**TASK TO CARRY OUT:** Lines that include the string "spletne" are the ones to copy from the entries below.
-- WORKING DATA follows --
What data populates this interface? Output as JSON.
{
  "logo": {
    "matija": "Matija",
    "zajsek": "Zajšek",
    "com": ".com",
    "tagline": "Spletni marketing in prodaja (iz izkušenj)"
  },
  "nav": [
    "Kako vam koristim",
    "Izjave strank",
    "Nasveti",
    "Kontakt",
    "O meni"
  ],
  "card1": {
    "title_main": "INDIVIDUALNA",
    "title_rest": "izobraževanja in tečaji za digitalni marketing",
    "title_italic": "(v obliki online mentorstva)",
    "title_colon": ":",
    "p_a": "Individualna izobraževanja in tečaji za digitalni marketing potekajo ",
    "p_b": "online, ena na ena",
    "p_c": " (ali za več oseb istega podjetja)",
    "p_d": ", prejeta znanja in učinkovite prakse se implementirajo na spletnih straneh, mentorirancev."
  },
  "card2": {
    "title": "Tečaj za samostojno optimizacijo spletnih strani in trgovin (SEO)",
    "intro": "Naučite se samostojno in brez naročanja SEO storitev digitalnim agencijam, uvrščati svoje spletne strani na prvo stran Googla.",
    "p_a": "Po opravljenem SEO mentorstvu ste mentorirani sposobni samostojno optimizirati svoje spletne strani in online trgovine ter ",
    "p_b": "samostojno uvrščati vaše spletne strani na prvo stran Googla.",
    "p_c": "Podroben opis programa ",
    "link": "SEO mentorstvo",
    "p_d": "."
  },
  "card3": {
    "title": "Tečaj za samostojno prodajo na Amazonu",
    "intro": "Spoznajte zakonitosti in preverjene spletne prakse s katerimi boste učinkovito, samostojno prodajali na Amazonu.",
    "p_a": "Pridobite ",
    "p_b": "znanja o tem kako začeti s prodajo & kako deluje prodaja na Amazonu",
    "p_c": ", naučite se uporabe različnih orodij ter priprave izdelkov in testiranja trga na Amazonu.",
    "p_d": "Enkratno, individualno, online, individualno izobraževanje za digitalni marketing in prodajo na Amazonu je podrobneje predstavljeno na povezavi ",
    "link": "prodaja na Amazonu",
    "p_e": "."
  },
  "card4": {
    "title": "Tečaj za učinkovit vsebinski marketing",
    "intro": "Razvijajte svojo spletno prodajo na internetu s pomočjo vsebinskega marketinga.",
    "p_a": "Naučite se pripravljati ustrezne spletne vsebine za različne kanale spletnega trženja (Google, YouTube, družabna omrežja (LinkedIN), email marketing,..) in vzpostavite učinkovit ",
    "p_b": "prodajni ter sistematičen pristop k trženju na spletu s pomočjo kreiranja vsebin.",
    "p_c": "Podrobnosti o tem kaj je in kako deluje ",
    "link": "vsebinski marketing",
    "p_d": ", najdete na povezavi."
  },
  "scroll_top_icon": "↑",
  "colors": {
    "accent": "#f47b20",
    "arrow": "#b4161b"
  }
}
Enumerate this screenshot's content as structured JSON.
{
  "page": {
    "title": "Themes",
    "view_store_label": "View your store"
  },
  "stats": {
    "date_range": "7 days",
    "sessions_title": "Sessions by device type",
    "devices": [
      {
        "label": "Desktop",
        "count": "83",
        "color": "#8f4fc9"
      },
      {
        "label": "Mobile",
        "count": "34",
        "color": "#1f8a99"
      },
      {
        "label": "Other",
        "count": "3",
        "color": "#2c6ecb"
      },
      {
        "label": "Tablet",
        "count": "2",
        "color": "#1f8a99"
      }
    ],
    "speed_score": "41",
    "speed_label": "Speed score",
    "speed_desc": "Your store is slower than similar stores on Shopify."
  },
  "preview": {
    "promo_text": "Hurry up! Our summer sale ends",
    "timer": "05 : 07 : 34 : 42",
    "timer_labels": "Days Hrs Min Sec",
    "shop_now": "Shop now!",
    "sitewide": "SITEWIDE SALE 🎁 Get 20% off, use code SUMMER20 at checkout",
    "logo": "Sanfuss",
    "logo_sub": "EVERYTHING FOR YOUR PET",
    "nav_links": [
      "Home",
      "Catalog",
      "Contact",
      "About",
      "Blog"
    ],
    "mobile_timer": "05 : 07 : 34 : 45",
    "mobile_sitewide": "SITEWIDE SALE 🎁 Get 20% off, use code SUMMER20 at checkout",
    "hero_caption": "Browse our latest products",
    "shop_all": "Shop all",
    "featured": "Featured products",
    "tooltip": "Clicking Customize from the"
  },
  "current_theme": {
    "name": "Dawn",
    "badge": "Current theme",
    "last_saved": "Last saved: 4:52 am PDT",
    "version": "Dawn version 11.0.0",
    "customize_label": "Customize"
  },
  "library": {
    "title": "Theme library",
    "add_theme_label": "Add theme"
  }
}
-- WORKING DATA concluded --
**EXERCISE SOLUTION:**
    "intro": "Naučite se samostojno in brez naročanja SEO storitev digitalnim agencijam, uvrščati svoje spletne strani na prvo stran Googla.",
    "p_a": "Po opravljenem SEO mentorstvu ste mentorirani sposobni samostojno optimizirati svoje spletne strani in online trgovine ter ",
    "p_b": "samostojno uvrščati vaše spletne strani na prvo stran Googla.",
    "intro": "Spoznajte zakonitosti in preverjene spletne prakse s katerimi boste učinkovito, samostojno prodajali na Amazonu.",
    "p_a": "Naučite se pripravljati ustrezne spletne vsebine za različne kanale spletnega trženja (Google, YouTube, družabna omrežja (LinkedIN), email marketing,..) in vzpostavite učinkovit ",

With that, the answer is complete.